Poor Billy stared at her; and his heart gave a great bound and then appeared to stop for an indefinite time.
“Good Lord!” said Mr. Woods, in his soul. “And I thought I was an ass last night! Why, last night, in comparison, I displayed intelligence that was almost human! Oh, Peggy, Peggy! if I only dared tell you what I think of you, I believe I would gladly die afterward—yes, I’m sure I would. You really haven’t any right to be so beautiful!—it isn’t fair to us, Peggy!”
But the vision was peeping over the bannisters at him, and the vision’s eyes were sparkling with a lucent mischief and a wonderful, half-hushed contralto was demanding of him:
“Oh, where have you been, Billy
boy, Billy boy?
Oh, where have you been, charming Billy?”
And Billy’s baritone answered her:
“I’ve been to seek a wife—”
and broke off in a groan.
“Good Lord!” said Mr. Woods.
It was a ludicrous business, if you will. Indeed, it was vastly humorous—was it not?—this woman’s thinking a man’s love might by any chance endure through six whole years. But their love endures, you see; and the silly creatures have a superstition among them that love is a sacred thing, stronger than time, victorious over death itself. Let us laugh, then, at Kathleen Saumarez—those of us who have learned that love is only a tinkling cymbal and faith a sounding brass and fidelity an obsolete affectation: but for my part, I honour and think better of the woman who through all her struggles with the world—through all those sordid, grim, merciless, secret battles where the vanquished may not even cry for succour—I honour her, I say, for that she had yet cherished the memory of that first love which is the best and purest and most unselfish and most excellent thing in life.
Breakfast Margaret enjoyed hugely. I regret to confess that the fact that every one of her guests was more or less miserable moved this hard-hearted young woman to untimely and excessive mirth. Only Mrs. Saumarez puzzled her, for she could think of no reason for that lady’s manifest agitation when Kathleen eventually joined the others.

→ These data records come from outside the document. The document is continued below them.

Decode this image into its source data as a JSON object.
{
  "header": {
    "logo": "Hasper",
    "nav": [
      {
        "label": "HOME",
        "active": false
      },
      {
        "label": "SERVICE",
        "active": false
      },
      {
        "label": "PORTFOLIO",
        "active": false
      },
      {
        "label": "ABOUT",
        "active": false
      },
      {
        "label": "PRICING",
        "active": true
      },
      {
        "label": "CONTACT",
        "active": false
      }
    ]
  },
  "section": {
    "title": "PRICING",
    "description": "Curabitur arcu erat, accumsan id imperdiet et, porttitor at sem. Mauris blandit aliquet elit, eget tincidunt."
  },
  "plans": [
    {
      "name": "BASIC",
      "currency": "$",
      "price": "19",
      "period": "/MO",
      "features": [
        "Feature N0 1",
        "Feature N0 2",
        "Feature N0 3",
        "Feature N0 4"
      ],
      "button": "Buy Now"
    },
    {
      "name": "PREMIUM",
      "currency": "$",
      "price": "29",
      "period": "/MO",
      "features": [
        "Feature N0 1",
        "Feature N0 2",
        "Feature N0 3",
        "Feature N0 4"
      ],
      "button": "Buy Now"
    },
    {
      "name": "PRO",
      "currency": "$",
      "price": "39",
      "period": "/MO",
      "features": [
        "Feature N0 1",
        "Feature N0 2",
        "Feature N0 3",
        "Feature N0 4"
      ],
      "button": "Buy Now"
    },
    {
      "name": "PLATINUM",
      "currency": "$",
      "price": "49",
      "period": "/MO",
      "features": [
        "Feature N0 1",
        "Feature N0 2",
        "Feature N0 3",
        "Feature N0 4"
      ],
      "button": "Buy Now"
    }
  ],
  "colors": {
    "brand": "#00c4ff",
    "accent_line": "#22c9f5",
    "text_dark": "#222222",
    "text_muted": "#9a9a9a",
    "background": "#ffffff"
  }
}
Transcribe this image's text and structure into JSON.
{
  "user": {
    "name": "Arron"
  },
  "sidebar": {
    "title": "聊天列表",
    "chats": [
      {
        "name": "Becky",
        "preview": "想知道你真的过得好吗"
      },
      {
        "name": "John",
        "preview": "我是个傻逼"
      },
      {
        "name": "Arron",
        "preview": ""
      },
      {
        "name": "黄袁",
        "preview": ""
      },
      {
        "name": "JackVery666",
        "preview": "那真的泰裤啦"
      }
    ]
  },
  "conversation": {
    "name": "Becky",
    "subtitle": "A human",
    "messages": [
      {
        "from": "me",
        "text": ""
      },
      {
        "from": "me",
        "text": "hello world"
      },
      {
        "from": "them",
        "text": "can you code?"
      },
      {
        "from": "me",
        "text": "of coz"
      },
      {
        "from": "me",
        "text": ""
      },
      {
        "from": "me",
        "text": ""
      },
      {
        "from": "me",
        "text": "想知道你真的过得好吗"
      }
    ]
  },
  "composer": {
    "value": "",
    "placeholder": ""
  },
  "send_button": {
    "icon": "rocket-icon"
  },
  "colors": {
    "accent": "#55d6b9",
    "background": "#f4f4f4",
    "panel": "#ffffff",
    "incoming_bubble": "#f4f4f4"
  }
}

But for the rest, the hopeless glances that Hugh Van Orden cast toward her caused Adele to flush, and Mrs. Haggage to become despondent and speechless and astonishingly rigid; and Petheridge Jukesbury’s vaguely apologetic attitude toward the world struck Miss Hugonin as infinitely diverting. Kennaston she pitied a little; but his bearing toward her ranged ludicrously from that of proprietorship to that of supplication, and, moreover, she was furious with him for having hinted at various times that Billy was a fortune-hunter.
Margaret was quite confident by this that she had never believed him—“not really, you know”—having argued the point out at some length the night before, and reaching her conclusion by a course of reasoning peculiar to herself.